1 American Psychiatric Association. Diagnostic and Statistical Manual of Mental Disorders (5th ed.). Washington, DC: American Psychiatric Association, 2013.

2 Kubler-Ross, E. On Death and Dying. New York, NY: Collier Books/Macmillian, 1969.

3 Kessler D. Finding Meaning: The Sixth Stage of Grief. New York, NY: Scribner, 2019.

References

American Psychiatric Association. (2013). Diagnostic and statistical manual of mental disorders (5th ed.). Arlington, VA: Author.

Bonell-Pascual, E, Huline-Dickens, S, Hollins, S (1999). Bereavement and grief in adults with learning disabilities: A follow-up study. British Journal of Psychiatry. 175(4):348–350.

Brickell, C, Munir, K. (2008) Grief and its complications in individuals with intellectual disability. Harvard Review of Psychiatry. 16(1): 10-12

Clements P, Focht-New, G, Faulkner, M.(2004). Grief in the shadows: Exploring loss and bereavement in people with developmental disabilities. Issues in Mental Health Nursing. 25: 799-808.

Clute, MA. (2010). Bereavement interventions for adults with intellectual disabilities: What works? Omega (Westport).61(2):163-77.

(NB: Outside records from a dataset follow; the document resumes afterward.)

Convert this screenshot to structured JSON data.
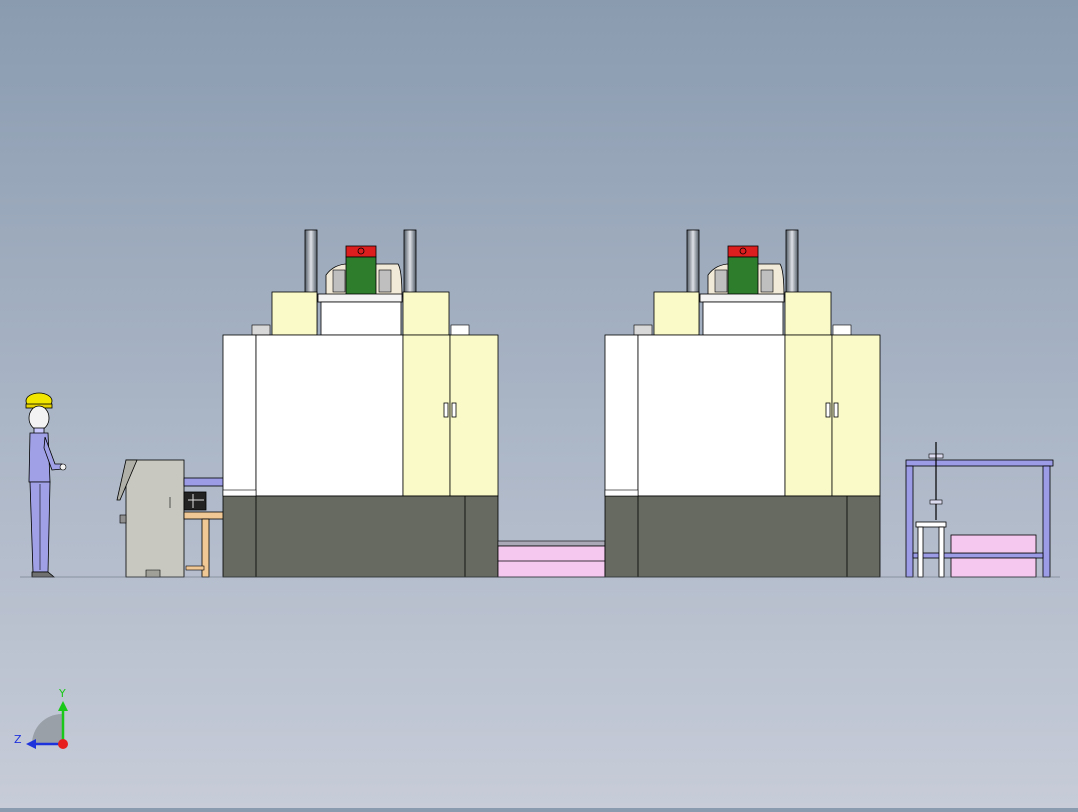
{
  "triad": {
    "y_label": "Y",
    "z_label": "Z"
  },
  "colors": {
    "background_top": "#8a9bb0",
    "background_bottom": "#c7ccd8",
    "machine_base": "#666a60",
    "machine_body": "#ffffff",
    "machine_door": "#fafac8",
    "conveyor": "#f5c8f0",
    "frame": "#9b9be6",
    "table": "#f0c896",
    "cabinet": "#c8c8c0",
    "helmet": "#f0e600",
    "worker_suit": "#a0a0e6",
    "clamp_green": "#2d7d2d",
    "clamp_red": "#dc1e1e",
    "axis_y": "#19c819",
    "axis_z": "#1e32dc",
    "axis_origin": "#e61e1e"
  }
}
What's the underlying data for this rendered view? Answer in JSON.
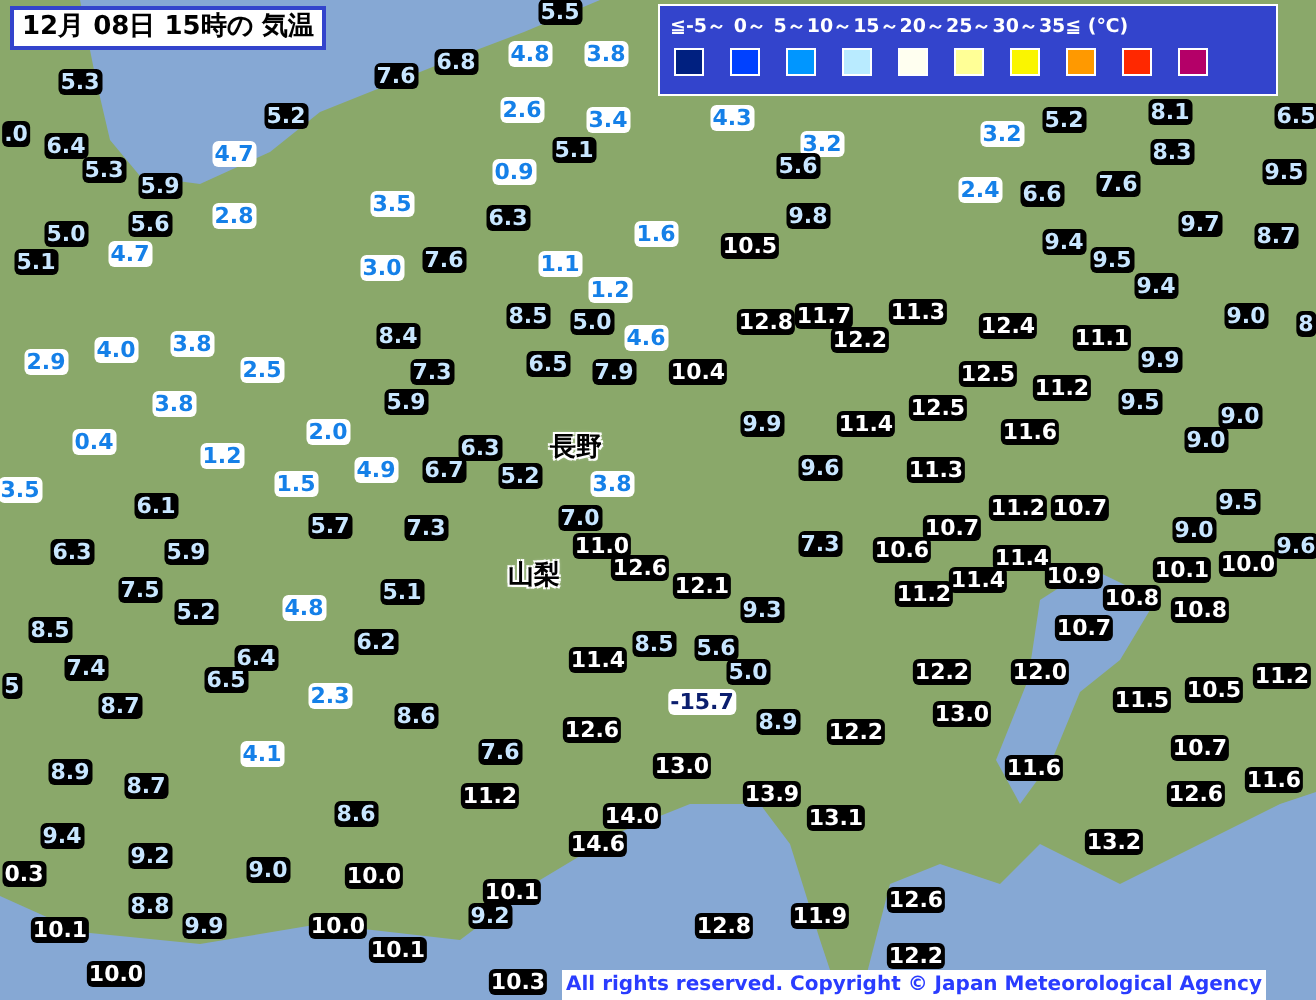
{
  "title": "12月 08日 15時の 気温",
  "legend": {
    "scale": "≦-5～ 0～ 5～10～15～20～25～30～35≦ (℃)",
    "swatches": [
      {
        "color": "#002080"
      },
      {
        "color": "#0041ff"
      },
      {
        "color": "#0096ff"
      },
      {
        "color": "#b9ebff"
      },
      {
        "color": "#fffff0"
      },
      {
        "color": "#ffff96"
      },
      {
        "color": "#faf500"
      },
      {
        "color": "#ff9900"
      },
      {
        "color": "#ff2800"
      },
      {
        "color": "#b40068"
      }
    ]
  },
  "prefectures": [
    "長野",
    "山梨"
  ],
  "stations": [
    {
      "text": "5.5",
      "kind": "mild"
    },
    {
      "text": "6.8",
      "kind": "mild"
    },
    {
      "text": "4.8",
      "kind": "cool"
    },
    {
      "text": "3.8",
      "kind": "cool"
    },
    {
      "text": "5.3",
      "kind": "mild"
    },
    {
      "text": "7.6",
      "kind": "mild"
    },
    {
      "text": "5.2",
      "kind": "mild"
    },
    {
      "text": "2.6",
      "kind": "cool"
    },
    {
      "text": "3.4",
      "kind": "cool"
    },
    {
      "text": "4.3",
      "kind": "cool"
    },
    {
      "text": "5.2",
      "kind": "mild"
    },
    {
      "text": "8.1",
      "kind": "mild"
    },
    {
      "text": "6.5",
      "kind": "mild"
    },
    {
      "text": ".0",
      "kind": "mild"
    },
    {
      "text": "3.2",
      "kind": "cool"
    },
    {
      "text": "6.4",
      "kind": "mild"
    },
    {
      "text": "4.7",
      "kind": "cool"
    },
    {
      "text": "5.1",
      "kind": "mild"
    },
    {
      "text": "3.2",
      "kind": "cool"
    },
    {
      "text": "8.3",
      "kind": "mild"
    },
    {
      "text": "5.3",
      "kind": "mild"
    },
    {
      "text": "0.9",
      "kind": "cool"
    },
    {
      "text": "5.6",
      "kind": "mild"
    },
    {
      "text": "9.5",
      "kind": "mild"
    },
    {
      "text": "5.9",
      "kind": "mild"
    },
    {
      "text": "2.4",
      "kind": "cool"
    },
    {
      "text": "6.6",
      "kind": "mild"
    },
    {
      "text": "7.6",
      "kind": "mild"
    },
    {
      "text": "3.5",
      "kind": "cool"
    },
    {
      "text": "5.6",
      "kind": "mild"
    },
    {
      "text": "2.8",
      "kind": "cool"
    },
    {
      "text": "6.3",
      "kind": "mild"
    },
    {
      "text": "9.8",
      "kind": "mild"
    },
    {
      "text": "5.0",
      "kind": "mild"
    },
    {
      "text": "1.6",
      "kind": "cool"
    },
    {
      "text": "9.7",
      "kind": "mild"
    },
    {
      "text": "9.4",
      "kind": "mild"
    },
    {
      "text": "8.7",
      "kind": "mild"
    },
    {
      "text": "4.7",
      "kind": "cool"
    },
    {
      "text": "10.5",
      "kind": "warm"
    },
    {
      "text": "5.1",
      "kind": "mild"
    },
    {
      "text": "3.0",
      "kind": "cool"
    },
    {
      "text": "7.6",
      "kind": "mild"
    },
    {
      "text": "1.1",
      "kind": "cool"
    },
    {
      "text": "9.5",
      "kind": "mild"
    },
    {
      "text": "1.2",
      "kind": "cool"
    },
    {
      "text": "9.4",
      "kind": "mild"
    },
    {
      "text": "8.5",
      "kind": "mild"
    },
    {
      "text": "5.0",
      "kind": "mild"
    },
    {
      "text": "12.8",
      "kind": "warm"
    },
    {
      "text": "11.7",
      "kind": "warm"
    },
    {
      "text": "11.3",
      "kind": "warm"
    },
    {
      "text": "12.4",
      "kind": "warm"
    },
    {
      "text": "9.0",
      "kind": "mild"
    },
    {
      "text": "8",
      "kind": "mild"
    },
    {
      "text": "4.0",
      "kind": "cool"
    },
    {
      "text": "3.8",
      "kind": "cool"
    },
    {
      "text": "8.4",
      "kind": "mild"
    },
    {
      "text": "4.6",
      "kind": "cool"
    },
    {
      "text": "12.2",
      "kind": "warm"
    },
    {
      "text": "11.1",
      "kind": "warm"
    },
    {
      "text": "2.9",
      "kind": "cool"
    },
    {
      "text": "2.5",
      "kind": "cool"
    },
    {
      "text": "7.3",
      "kind": "mild"
    },
    {
      "text": "6.5",
      "kind": "mild"
    },
    {
      "text": "7.9",
      "kind": "mild"
    },
    {
      "text": "10.4",
      "kind": "warm"
    },
    {
      "text": "12.5",
      "kind": "warm"
    },
    {
      "text": "9.9",
      "kind": "mild"
    },
    {
      "text": "11.2",
      "kind": "warm"
    },
    {
      "text": "3.8",
      "kind": "cool"
    },
    {
      "text": "5.9",
      "kind": "mild"
    },
    {
      "text": "12.5",
      "kind": "warm"
    },
    {
      "text": "9.5",
      "kind": "mild"
    },
    {
      "text": "9.9",
      "kind": "mild"
    },
    {
      "text": "11.4",
      "kind": "warm"
    },
    {
      "text": "9.0",
      "kind": "mild"
    },
    {
      "text": "0.4",
      "kind": "cool"
    },
    {
      "text": "2.0",
      "kind": "cool"
    },
    {
      "text": "6.3",
      "kind": "mild"
    },
    {
      "text": "11.6",
      "kind": "warm"
    },
    {
      "text": "9.0",
      "kind": "mild"
    },
    {
      "text": "1.2",
      "kind": "cool"
    },
    {
      "text": "4.9",
      "kind": "cool"
    },
    {
      "text": "6.7",
      "kind": "mild"
    },
    {
      "text": "5.2",
      "kind": "mild"
    },
    {
      "text": "9.6",
      "kind": "mild"
    },
    {
      "text": "11.3",
      "kind": "warm"
    },
    {
      "text": "3.5",
      "kind": "cool"
    },
    {
      "text": "1.5",
      "kind": "cool"
    },
    {
      "text": "3.8",
      "kind": "cool"
    },
    {
      "text": "6.1",
      "kind": "mild"
    },
    {
      "text": "11.2",
      "kind": "warm"
    },
    {
      "text": "10.7",
      "kind": "warm"
    },
    {
      "text": "9.5",
      "kind": "mild"
    },
    {
      "text": "5.7",
      "kind": "mild"
    },
    {
      "text": "7.3",
      "kind": "mild"
    },
    {
      "text": "7.0",
      "kind": "mild"
    },
    {
      "text": "10.7",
      "kind": "warm"
    },
    {
      "text": "9.0",
      "kind": "mild"
    },
    {
      "text": "6.3",
      "kind": "mild"
    },
    {
      "text": "5.9",
      "kind": "mild"
    },
    {
      "text": "11.0",
      "kind": "warm"
    },
    {
      "text": "7.3",
      "kind": "mild"
    },
    {
      "text": "10.6",
      "kind": "warm"
    },
    {
      "text": "11.4",
      "kind": "warm"
    },
    {
      "text": "9.6",
      "kind": "mild"
    },
    {
      "text": "12.6",
      "kind": "warm"
    },
    {
      "text": "10.1",
      "kind": "warm"
    },
    {
      "text": "10.0",
      "kind": "warm"
    },
    {
      "text": "12.1",
      "kind": "warm"
    },
    {
      "text": "11.4",
      "kind": "warm"
    },
    {
      "text": "10.9",
      "kind": "warm"
    },
    {
      "text": "7.5",
      "kind": "mild"
    },
    {
      "text": "5.1",
      "kind": "mild"
    },
    {
      "text": "11.2",
      "kind": "warm"
    },
    {
      "text": "10.8",
      "kind": "warm"
    },
    {
      "text": "5.2",
      "kind": "mild"
    },
    {
      "text": "4.8",
      "kind": "cool"
    },
    {
      "text": "9.3",
      "kind": "mild"
    },
    {
      "text": "10.8",
      "kind": "warm"
    },
    {
      "text": "8.5",
      "kind": "mild"
    },
    {
      "text": "10.7",
      "kind": "warm"
    },
    {
      "text": "6.4",
      "kind": "mild"
    },
    {
      "text": "6.2",
      "kind": "mild"
    },
    {
      "text": "11.4",
      "kind": "warm"
    },
    {
      "text": "8.5",
      "kind": "mild"
    },
    {
      "text": "5.6",
      "kind": "mild"
    },
    {
      "text": "5",
      "kind": "mild"
    },
    {
      "text": "7.4",
      "kind": "mild"
    },
    {
      "text": "6.5",
      "kind": "mild"
    },
    {
      "text": "5.0",
      "kind": "mild"
    },
    {
      "text": "12.2",
      "kind": "warm"
    },
    {
      "text": "12.0",
      "kind": "warm"
    },
    {
      "text": "11.2",
      "kind": "warm"
    },
    {
      "text": "2.3",
      "kind": "cool"
    },
    {
      "text": "10.5",
      "kind": "warm"
    },
    {
      "text": "8.7",
      "kind": "mild"
    },
    {
      "text": "-15.7",
      "kind": "cold"
    },
    {
      "text": "11.5",
      "kind": "warm"
    },
    {
      "text": "8.6",
      "kind": "mild"
    },
    {
      "text": "8.9",
      "kind": "mild"
    },
    {
      "text": "13.0",
      "kind": "warm"
    },
    {
      "text": "12.6",
      "kind": "warm"
    },
    {
      "text": "12.2",
      "kind": "warm"
    },
    {
      "text": "4.1",
      "kind": "cool"
    },
    {
      "text": "7.6",
      "kind": "mild"
    },
    {
      "text": "10.7",
      "kind": "warm"
    },
    {
      "text": "8.9",
      "kind": "mild"
    },
    {
      "text": "13.0",
      "kind": "warm"
    },
    {
      "text": "11.6",
      "kind": "warm"
    },
    {
      "text": "8.7",
      "kind": "mild"
    },
    {
      "text": "11.6",
      "kind": "warm"
    },
    {
      "text": "11.2",
      "kind": "warm"
    },
    {
      "text": "13.9",
      "kind": "warm"
    },
    {
      "text": "12.6",
      "kind": "warm"
    },
    {
      "text": "8.6",
      "kind": "mild"
    },
    {
      "text": "14.0",
      "kind": "warm"
    },
    {
      "text": "13.1",
      "kind": "warm"
    },
    {
      "text": "9.4",
      "kind": "mild"
    },
    {
      "text": "14.6",
      "kind": "warm"
    },
    {
      "text": "13.2",
      "kind": "warm"
    },
    {
      "text": "9.2",
      "kind": "mild"
    },
    {
      "text": "0.3",
      "kind": "warm"
    },
    {
      "text": "9.0",
      "kind": "mild"
    },
    {
      "text": "10.0",
      "kind": "warm"
    },
    {
      "text": "10.1",
      "kind": "warm"
    },
    {
      "text": "8.8",
      "kind": "mild"
    },
    {
      "text": "12.6",
      "kind": "warm"
    },
    {
      "text": "9.2",
      "kind": "mild"
    },
    {
      "text": "11.9",
      "kind": "warm"
    },
    {
      "text": "10.1",
      "kind": "warm"
    },
    {
      "text": "9.9",
      "kind": "mild"
    },
    {
      "text": "10.0",
      "kind": "warm"
    },
    {
      "text": "12.8",
      "kind": "warm"
    },
    {
      "text": "10.1",
      "kind": "warm"
    },
    {
      "text": "12.2",
      "kind": "warm"
    },
    {
      "text": "10.0",
      "kind": "warm"
    },
    {
      "text": "10.3",
      "kind": "warm"
    }
  ],
  "copyright": "All rights reserved. Copyright © Japan Meteorological Agency"
}
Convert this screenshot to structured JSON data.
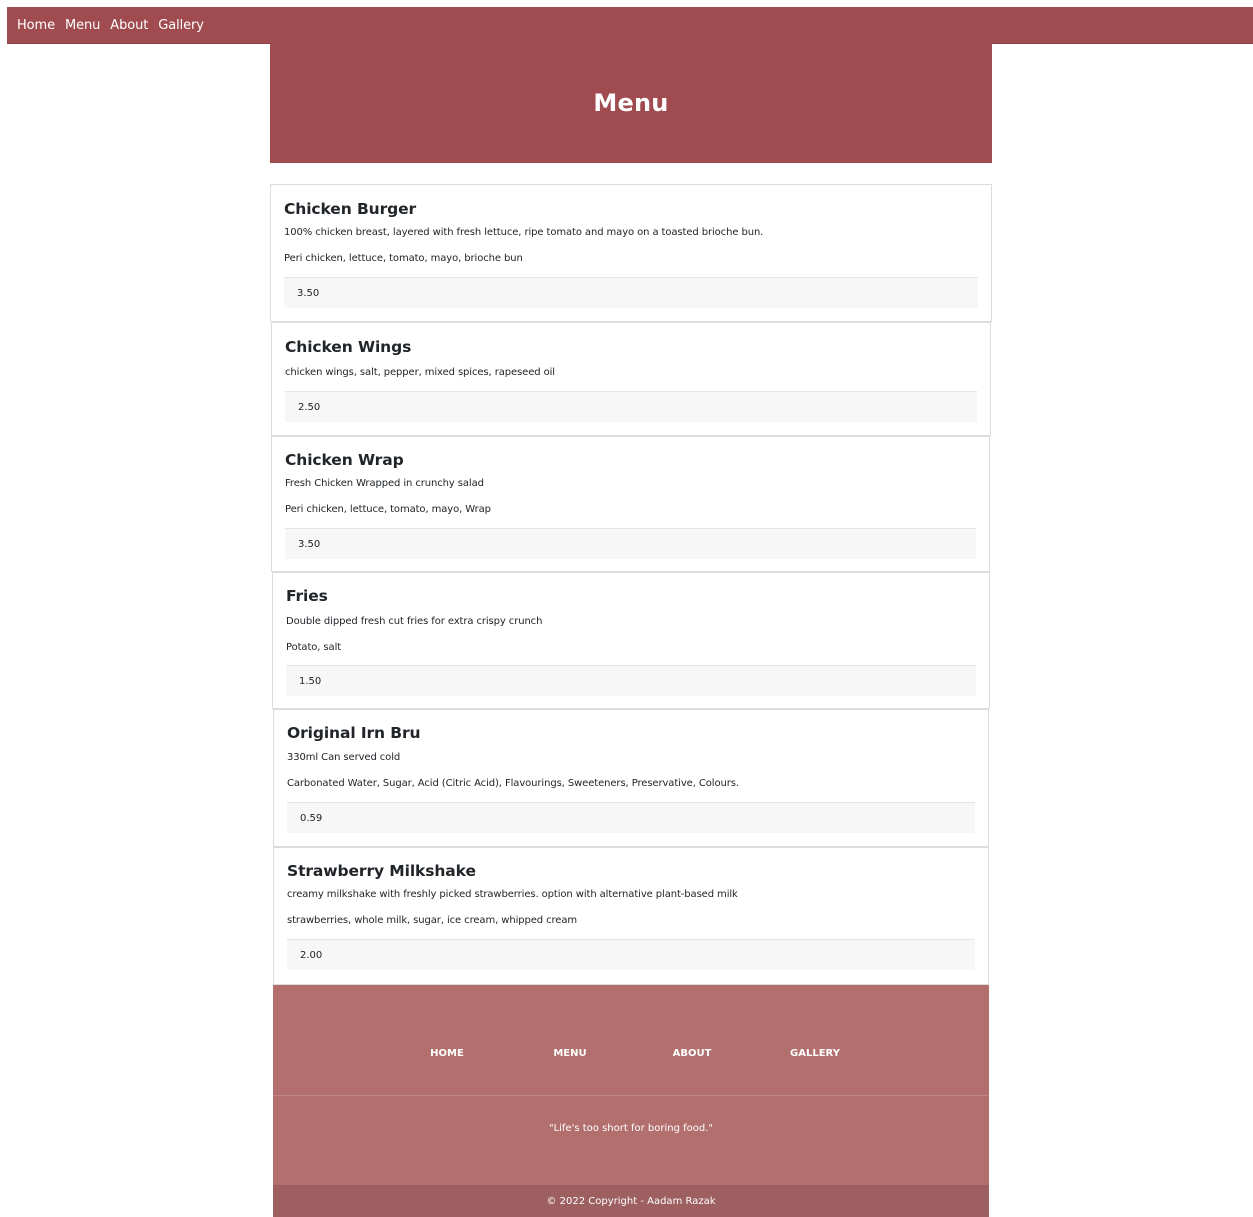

Clute, M. (2017) A grounded theory study of the bereavement experience for adults with developmental disabilities following the death of a parent or loved one: Perceptions of bereavement counselors [PhD dissertation]. Cleveland, OH: Case Western Reserve University.

Dowling, S., Hubert, J., White, S., & Hollins, S. (2006). Bereaved adults with intellectual disabilities: a combined randomized controlled trial and qualitative study of two community‐based interventions. Journal of Intellectual Disability Research50(4), 277-287.

Fletcher, R. I., Barnhill, J., Cooper, S. (2017). Diagnostic Manual-Intellectual Disability (DM-ID-2): A textbook of diagnosis of mental disorders in persons with intellectual disability. Kingston, NY: NADD.

Hume, K, Regan, T, Megronigle, L, & Rhinehalt, C. (2015). Supporting students with autism spectrum disorder through grief and loss. Autism at a Glance Brief. 48(3): 128-136

MacHale, R, Carey, S. (2002). An investigation of the effects of bereavement on mental health and challenging behavior in adults with learning disability. British Journal of Learning Disabilities. 30(3):113–117.

Mosher, PJ. (2018). Everywhere and nowhere: Grief in child and adolescent psychiatry and pediatric clinical populations. Child Adolescent Psychiatry Clinics of North America. 27(1):109-124.

Shear, M. K., & Bloom, C. G. (2017). Complicated grief treatment: An evidence-based approach to grief therapy. Journal of Rational-Emotive & Cognitive-Behavior Therapy35(1), 6-25.

Van Dyke, L. (2003) Lessons in Grief & Death: Supporting People with Developmental Disabilities in the Healing Process. Homewood, IL: High Tide Pr